I highly recommend the book "Domain-Driven Design: Tackling Complexity in the Heart of Software", by Eric Evans. This is an EXCELLENT book that teaches how to communicate with your customers so that you are better equipped to model their needs.
Central to the book is the concept of Ubiquitous Language...a language that you, as a software architect, create during conversations with your customers, via the tool called modeling.
As an architect, there is a fundamental rule that you should come to embrace, as it will greatly help you in your endeavors to deliver business value to your customers: It is not the job of the customer to give you requirements all nicely and neatly packaged in a pretty box that you can just unwrap and build. As the middle man between the customer and the developer, it is critical for you to understand that it is YOUR job to extract requirements from your customers.
Why do I say this? Your customers role is business, not software development. They are concerned about making money so they can pay their employees, their advertisers, their other bills...and maybe make some profit in the process. They are not concerned about the details of how software...the tools they use to get the job done...work. They simply care that the tool does what they need it to.
If you can learn that as an architect, one of your roles is that of "requirement extractor", you'll become more successful. With that success, your customers should be happier, which should result in you being happier and more satisfied with your job and the software you and your developers create. Its not an easy thing to do...it takes a whole different approach. It requires a greater presence of mind and forsight that gives you insight into your customers needs...letting you know what they need before they do. If you develop and use an ubiquitous language, as your project continues, each meeting with your customers will improve as the two of you learn how to communicate in common terms that have well-defined meanings.
Given all that, here are some examples that might have helped you get better requirements earlier on:
So, we need an order entry screen
that we can enter product
Ok, thats doable.
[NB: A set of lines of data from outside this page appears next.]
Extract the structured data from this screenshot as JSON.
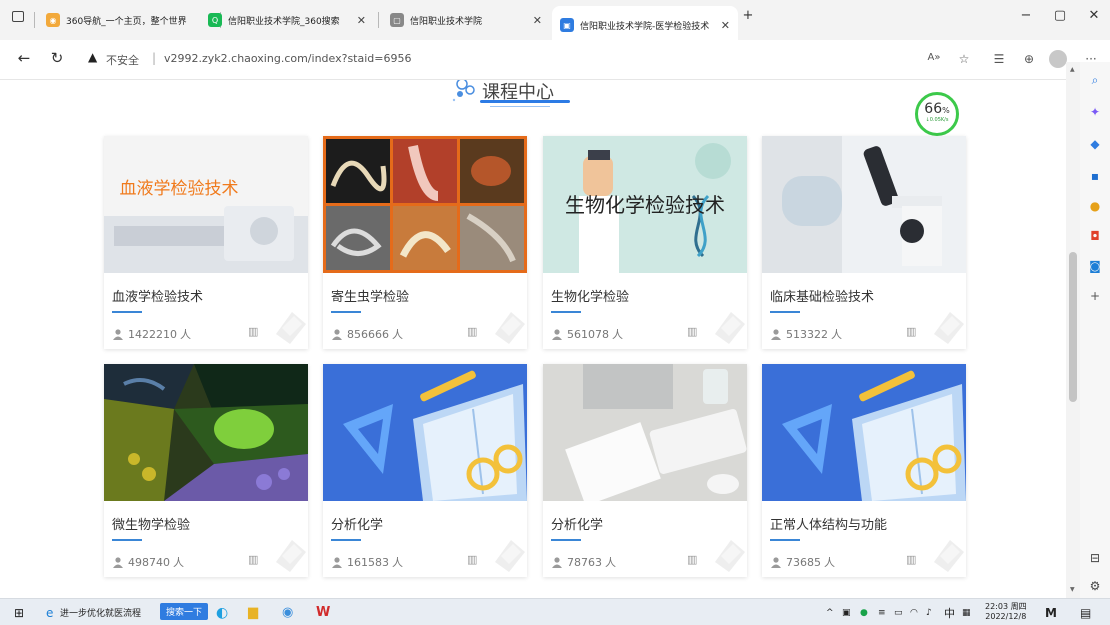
{
  "browser": {
    "tabs": [
      {
        "title": "360导航_一个主页，整个世界",
        "color": "#f2a93b",
        "fav": "◉"
      },
      {
        "title": "信阳职业技术学院_360搜索",
        "color": "#19b955",
        "fav": "Q"
      },
      {
        "title": "信阳职业技术学院",
        "color": "#888888",
        "fav": "▢"
      },
      {
        "title": "信阳职业技术学院-医学检验技术",
        "color": "#2f7ce0",
        "fav": "▣",
        "active": true
      }
    ],
    "new_tab": "+",
    "address": {
      "security": "不安全",
      "url": "v2992.zyk2.chaoxing.com/index?staid=6956"
    }
  },
  "page": {
    "section_title": "课程中心",
    "speed_widget": {
      "percent": "66",
      "unit": "%",
      "rate": "0.05K/s"
    },
    "courses": [
      {
        "name": "血液学检验技术",
        "count": "1422210",
        "unit": "人",
        "thumb_text": "血液学检验技术",
        "thumb": "lab"
      },
      {
        "name": "寄生虫学检验",
        "count": "856666",
        "unit": "人",
        "thumb_text": "",
        "thumb": "parasite"
      },
      {
        "name": "生物化学检验",
        "count": "561078",
        "unit": "人",
        "thumb_text": "生物化学检验技术",
        "thumb": "biochem"
      },
      {
        "name": "临床基础检验技术",
        "count": "513322",
        "unit": "人",
        "thumb_text": "",
        "thumb": "microscope"
      },
      {
        "name": "微生物学检验",
        "count": "498740",
        "unit": "人",
        "thumb_text": "",
        "thumb": "microbe"
      },
      {
        "name": "分析化学",
        "count": "161583",
        "unit": "人",
        "thumb_text": "",
        "thumb": "book"
      },
      {
        "name": "分析化学",
        "count": "78763",
        "unit": "人",
        "thumb_text": "",
        "thumb": "desk"
      },
      {
        "name": "正常人体结构与功能",
        "count": "73685",
        "unit": "人",
        "thumb_text": "",
        "thumb": "book"
      }
    ]
  },
  "taskbar": {
    "ie_text": "进一步优化就医流程",
    "search_btn": "搜索一下",
    "tray_lang": "中",
    "time": "22:03 周四",
    "date": "2022/12/8"
  },
  "colors": {
    "accent": "#2f7ce0",
    "book_blue": "#3a6fd8",
    "speed_ring": "#3cc94a"
  }
}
Can you give me more specifics about this order entry screen
Hmm, well....I'm not sure...
Arch: If I may, here are some thoughts I have about business rules:
Arch: Are there any restrictions about what may be ordered?
Cust: Oh! Yeah, we don't want our customers ordering any products of Class A unless its Tuesday.
Arch: Great, thats helpful. Do you offer any combination deals, so that if a customer orders Product X, they can get Product Y at a discount?
Cust: Hmm, not exactly. We do have promotional deals, were if a customer enters a certain promotion code, they can get a deal on one or more products.
Arch: Ok, so there are class restrictions and promotional deals. Anything else that might affect the behavior of the order screen?
Cust: Hmm, now that you mention it...
This is a common scenario when doing DDD. (Note, this is also very Agile, as DDD and Agile work hand in hand.) In the dialog above, I have bolded and italicized terms that should become part of you and your customer's Ubiquitous Language. Things in bold are terms your customer uses to describe certain things about their business. These terms become part of your "software domain", which is the software model of your customers business (at least the parts you are writing software for.) I have italicized terms that architects and developers use, such as business rules. If you read Evan's book, he explains in much greater detail how to develop an ubiquitous language, and how to use ad-hoc visual modeling to design your software using the terms from that ubiquitous language.
Hopefully this helps. And hopefully, the book "DDD: Tackling Complexity in the Heart of Software" will help even more. The ultimate goal, once you have a proper rapport with your customer, there won't be any (or very few) misunderstandings.